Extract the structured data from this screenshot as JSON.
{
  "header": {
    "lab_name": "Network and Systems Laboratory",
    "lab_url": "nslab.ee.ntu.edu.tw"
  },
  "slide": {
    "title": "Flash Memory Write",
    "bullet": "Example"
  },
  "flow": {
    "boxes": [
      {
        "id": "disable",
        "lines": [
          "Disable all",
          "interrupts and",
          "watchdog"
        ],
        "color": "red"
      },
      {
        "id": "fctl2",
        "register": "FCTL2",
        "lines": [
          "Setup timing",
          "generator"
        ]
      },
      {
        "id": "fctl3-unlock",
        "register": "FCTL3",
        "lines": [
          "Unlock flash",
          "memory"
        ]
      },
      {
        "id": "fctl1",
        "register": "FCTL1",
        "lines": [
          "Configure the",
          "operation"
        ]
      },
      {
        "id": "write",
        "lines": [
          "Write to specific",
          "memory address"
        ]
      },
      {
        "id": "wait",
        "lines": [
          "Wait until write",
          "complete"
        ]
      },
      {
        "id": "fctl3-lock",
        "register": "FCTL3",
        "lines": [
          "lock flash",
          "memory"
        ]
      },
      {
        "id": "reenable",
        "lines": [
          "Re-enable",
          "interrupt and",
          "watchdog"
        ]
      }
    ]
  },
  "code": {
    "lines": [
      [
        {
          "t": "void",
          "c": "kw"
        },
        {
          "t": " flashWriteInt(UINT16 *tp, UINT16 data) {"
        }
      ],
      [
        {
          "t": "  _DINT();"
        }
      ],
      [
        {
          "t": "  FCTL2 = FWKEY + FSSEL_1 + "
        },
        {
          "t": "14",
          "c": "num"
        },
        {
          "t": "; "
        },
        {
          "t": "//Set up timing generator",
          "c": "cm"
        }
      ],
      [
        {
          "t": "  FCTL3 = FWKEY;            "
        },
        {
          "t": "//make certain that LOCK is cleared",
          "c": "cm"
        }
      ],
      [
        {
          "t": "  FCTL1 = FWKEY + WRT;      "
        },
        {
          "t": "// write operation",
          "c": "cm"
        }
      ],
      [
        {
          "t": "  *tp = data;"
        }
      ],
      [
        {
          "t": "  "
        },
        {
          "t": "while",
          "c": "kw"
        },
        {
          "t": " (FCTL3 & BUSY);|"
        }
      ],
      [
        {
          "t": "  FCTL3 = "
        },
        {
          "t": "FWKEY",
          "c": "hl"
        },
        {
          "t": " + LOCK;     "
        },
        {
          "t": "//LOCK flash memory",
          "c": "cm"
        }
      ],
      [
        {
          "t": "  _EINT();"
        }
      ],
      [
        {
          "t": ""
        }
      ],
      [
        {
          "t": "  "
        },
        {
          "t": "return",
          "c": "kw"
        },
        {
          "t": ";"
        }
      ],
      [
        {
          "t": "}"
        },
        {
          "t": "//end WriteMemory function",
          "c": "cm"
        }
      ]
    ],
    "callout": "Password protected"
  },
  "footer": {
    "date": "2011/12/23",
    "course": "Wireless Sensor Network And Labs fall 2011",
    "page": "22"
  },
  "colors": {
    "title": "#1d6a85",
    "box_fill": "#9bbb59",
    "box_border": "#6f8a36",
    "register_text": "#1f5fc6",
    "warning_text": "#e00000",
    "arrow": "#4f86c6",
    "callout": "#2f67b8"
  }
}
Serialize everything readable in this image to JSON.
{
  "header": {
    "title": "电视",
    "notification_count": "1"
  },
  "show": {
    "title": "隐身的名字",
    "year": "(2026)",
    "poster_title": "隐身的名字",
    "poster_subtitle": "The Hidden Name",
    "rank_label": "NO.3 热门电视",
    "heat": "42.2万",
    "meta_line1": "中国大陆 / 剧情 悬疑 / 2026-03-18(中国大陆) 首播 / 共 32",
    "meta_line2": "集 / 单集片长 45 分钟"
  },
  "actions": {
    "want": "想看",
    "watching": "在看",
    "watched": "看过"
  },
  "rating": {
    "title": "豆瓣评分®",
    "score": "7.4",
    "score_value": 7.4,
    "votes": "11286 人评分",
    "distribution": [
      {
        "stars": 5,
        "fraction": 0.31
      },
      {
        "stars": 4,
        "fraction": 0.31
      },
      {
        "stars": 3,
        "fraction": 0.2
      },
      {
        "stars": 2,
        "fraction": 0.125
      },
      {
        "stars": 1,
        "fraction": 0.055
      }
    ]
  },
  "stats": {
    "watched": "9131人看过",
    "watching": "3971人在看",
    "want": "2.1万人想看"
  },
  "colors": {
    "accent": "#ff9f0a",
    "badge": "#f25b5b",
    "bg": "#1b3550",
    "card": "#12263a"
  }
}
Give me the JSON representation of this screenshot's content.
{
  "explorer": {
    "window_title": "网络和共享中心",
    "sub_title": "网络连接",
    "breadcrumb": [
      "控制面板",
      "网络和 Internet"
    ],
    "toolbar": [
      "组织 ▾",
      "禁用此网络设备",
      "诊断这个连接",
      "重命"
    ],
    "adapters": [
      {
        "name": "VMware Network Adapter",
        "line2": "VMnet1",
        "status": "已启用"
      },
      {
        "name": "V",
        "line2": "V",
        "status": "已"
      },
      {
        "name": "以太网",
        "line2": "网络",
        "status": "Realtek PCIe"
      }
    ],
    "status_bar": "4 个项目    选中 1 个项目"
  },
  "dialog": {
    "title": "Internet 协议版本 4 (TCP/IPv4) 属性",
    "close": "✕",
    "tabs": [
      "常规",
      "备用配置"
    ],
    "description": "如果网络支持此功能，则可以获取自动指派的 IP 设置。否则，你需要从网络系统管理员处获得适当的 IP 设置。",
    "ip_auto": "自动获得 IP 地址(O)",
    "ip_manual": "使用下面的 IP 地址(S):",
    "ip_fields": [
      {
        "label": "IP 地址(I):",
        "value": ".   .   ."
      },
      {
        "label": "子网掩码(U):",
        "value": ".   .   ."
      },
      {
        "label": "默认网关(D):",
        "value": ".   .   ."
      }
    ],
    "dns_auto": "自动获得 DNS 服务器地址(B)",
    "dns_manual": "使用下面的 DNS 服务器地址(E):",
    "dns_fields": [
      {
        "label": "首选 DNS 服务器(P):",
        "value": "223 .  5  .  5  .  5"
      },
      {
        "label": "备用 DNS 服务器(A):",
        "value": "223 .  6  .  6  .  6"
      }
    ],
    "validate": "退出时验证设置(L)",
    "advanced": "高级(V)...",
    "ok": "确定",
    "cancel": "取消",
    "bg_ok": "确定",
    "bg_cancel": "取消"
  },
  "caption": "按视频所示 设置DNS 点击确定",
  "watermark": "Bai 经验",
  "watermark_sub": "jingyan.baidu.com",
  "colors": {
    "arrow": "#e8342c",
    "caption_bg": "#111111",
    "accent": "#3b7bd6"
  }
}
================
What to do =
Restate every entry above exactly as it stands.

Solution to the problem =
Extract the structured data from this screenshot as JSON.
{
  "header": {
    "lab_name": "Network and Systems Laboratory",
    "lab_url": "nslab.ee.ntu.edu.tw"
  },
  "slide": {
    "title": "Flash Memory Write",
    "bullet": "Example"
  },
  "flow": {
    "boxes": [
      {
        "id": "disable",
        "lines": [
          "Disable all",
          "interrupts and",
          "watchdog"
        ],
        "color": "red"
      },
      {
        "id": "fctl2",
        "register": "FCTL2",
        "lines": [
          "Setup timing",
          "generator"
        ]
      },
      {
        "id": "fctl3-unlock",
        "register": "FCTL3",
        "lines": [
          "Unlock flash",
          "memory"
        ]
      },
      {
        "id": "fctl1",
        "register": "FCTL1",
        "lines": [
          "Configure the",
          "operation"
        ]
      },
      {
        "id": "write",
        "lines": [
          "Write to specific",
          "memory address"
        ]
      },
      {
        "id": "wait",
        "lines": [
          "Wait until write",
          "complete"
        ]
      },
      {
        "id": "fctl3-lock",
        "register": "FCTL3",
        "lines": [
          "lock flash",
          "memory"
        ]
      },
      {
        "id": "reenable",
        "lines": [
          "Re-enable",
          "interrupt and",
          "watchdog"
        ]
      }
    ]
  },
  "code": {
    "lines": [
      [
        {
          "t": "void",
          "c": "kw"
        },
        {
          "t": " flashWriteInt(UINT16 *tp, UINT16 data) {"
        }
      ],
      [
        {
          "t": "  _DINT();"
        }
      ],
      [
        {
          "t": "  FCTL2 = FWKEY + FSSEL_1 + "
        },
        {
          "t": "14",
          "c": "num"
        },
        {
          "t": "; "
        },
        {
          "t": "//Set up timing generator",
          "c": "cm"
        }
      ],
      [
        {
          "t": "  FCTL3 = FWKEY;            "
        },
        {
          "t": "//make certain that LOCK is cleared",
          "c": "cm"
        }
      ],
      [
        {
          "t": "  FCTL1 = FWKEY + WRT;      "
        },
        {
          "t": "// write operation",
          "c": "cm"
        }
      ],
      [
        {
          "t": "  *tp = data;"
        }
      ],
      [
        {
          "t": "  "
        },
        {
          "t": "while",
          "c": "kw"
        },
        {
          "t": " (FCTL3 & BUSY);|"
        }
      ],
      [
        {
          "t": "  FCTL3 = "
        },
        {
          "t": "FWKEY",
          "c": "hl"
        },
        {
          "t": " + LOCK;     "
        },
        {
          "t": "//LOCK flash memory",
          "c": "cm"
        }
      ],
      [
        {
          "t": "  _EINT();"
        }
      ],
      [
        {
          "t": ""
        }
      ],
      [
        {
          "t": "  "
        },
        {
          "t": "return",
          "c": "kw"
        },
        {
          "t": ";"
        }
      ],
      [
        {
          "t": "}"
        },
        {
          "t": "//end WriteMemory function",
          "c": "cm"
        }
      ]
    ],
    "callout": "Password protected"
  },
  "footer": {
    "date": "2011/12/23",
    "course": "Wireless Sensor Network And Labs fall 2011",
    "page": "22"
  },
  "colors": {
    "title": "#1d6a85",
    "box_fill": "#9bbb59",
    "box_border": "#6f8a36",
    "register_text": "#1f5fc6",
    "warning_text": "#e00000",
    "arrow": "#4f86c6",
    "callout": "#2f67b8"
  }
}
Serialize everything readable in this image to JSON.
{
  "header": {
    "title": "电视",
    "notification_count": "1"
  },
  "show": {
    "title": "隐身的名字",
    "year": "(2026)",
    "poster_title": "隐身的名字",
    "poster_subtitle": "The Hidden Name",
    "rank_label": "NO.3 热门电视",
    "heat": "42.2万",
    "meta_line1": "中国大陆 / 剧情 悬疑 / 2026-03-18(中国大陆) 首播 / 共 32",
    "meta_line2": "集 / 单集片长 45 分钟"
  },
  "actions": {
    "want": "想看",
    "watching": "在看",
    "watched": "看过"
  },
  "rating": {
    "title": "豆瓣评分®",
    "score": "7.4",
    "score_value": 7.4,
    "votes": "11286 人评分",
    "distribution": [
      {
        "stars": 5,
        "fraction": 0.31
      },
      {
        "stars": 4,
        "fraction": 0.31
      },
      {
        "stars": 3,
        "fraction": 0.2
      },
      {
        "stars": 2,
        "fraction": 0.125
      },
      {
        "stars": 1,
        "fraction": 0.055
      }
    ]
  },
  "stats": {
    "watched": "9131人看过",
    "watching": "3971人在看",
    "want": "2.1万人想看"
  },
  "colors": {
    "accent": "#ff9f0a",
    "badge": "#f25b5b",
    "bg": "#1b3550",
    "card": "#12263a"
  }
}
Give me the JSON representation of this screenshot's content.
{
  "explorer": {
    "window_title": "网络和共享中心",
    "sub_title": "网络连接",
    "breadcrumb": [
      "控制面板",
      "网络和 Internet"
    ],
    "toolbar": [
      "组织 ▾",
      "禁用此网络设备",
      "诊断这个连接",
      "重命"
    ],
    "adapters": [
      {
        "name": "VMware Network Adapter",
        "line2": "VMnet1",
        "status": "已启用"
      },
      {
        "name": "V",
        "line2": "V",
        "status": "已"
      },
      {
        "name": "以太网",
        "line2": "网络",
        "status": "Realtek PCIe"
      }
    ],
    "status_bar": "4 个项目    选中 1 个项目"
  },
  "dialog": {
    "title": "Internet 协议版本 4 (TCP/IPv4) 属性",
    "close": "✕",
    "tabs": [
      "常规",
      "备用配置"
    ],
    "description": "如果网络支持此功能，则可以获取自动指派的 IP 设置。否则，你需要从网络系统管理员处获得适当的 IP 设置。",
    "ip_auto": "自动获得 IP 地址(O)",
    "ip_manual": "使用下面的 IP 地址(S):",
    "ip_fields": [
      {
        "label": "IP 地址(I):",
        "value": ".   .   ."
      },
      {
        "label": "子网掩码(U):",
        "value": ".   .   ."
      },
      {
        "label": "默认网关(D):",
        "value": ".   .   ."
      }
    ],
    "dns_auto": "自动获得 DNS 服务器地址(B)",
    "dns_manual": "使用下面的 DNS 服务器地址(E):",
    "dns_fields": [
      {
        "label": "首选 DNS 服务器(P):",
        "value": "223 .  5  .  5  .  5"
      },
      {
        "label": "备用 DNS 服务器(A):",
        "value": "223 .  6  .  6  .  6"
      }
    ],
    "validate": "退出时验证设置(L)",
    "advanced": "高级(V)...",
    "ok": "确定",
    "cancel": "取消",
    "bg_ok": "确定",
    "bg_cancel": "取消"
  },
  "caption": "按视频所示 设置DNS 点击确定",
  "watermark": "Bai 经验",
  "watermark_sub": "jingyan.baidu.com",
  "colors": {
    "arrow": "#e8342c",
    "caption_bg": "#111111",
    "accent": "#3b7bd6"
  }
}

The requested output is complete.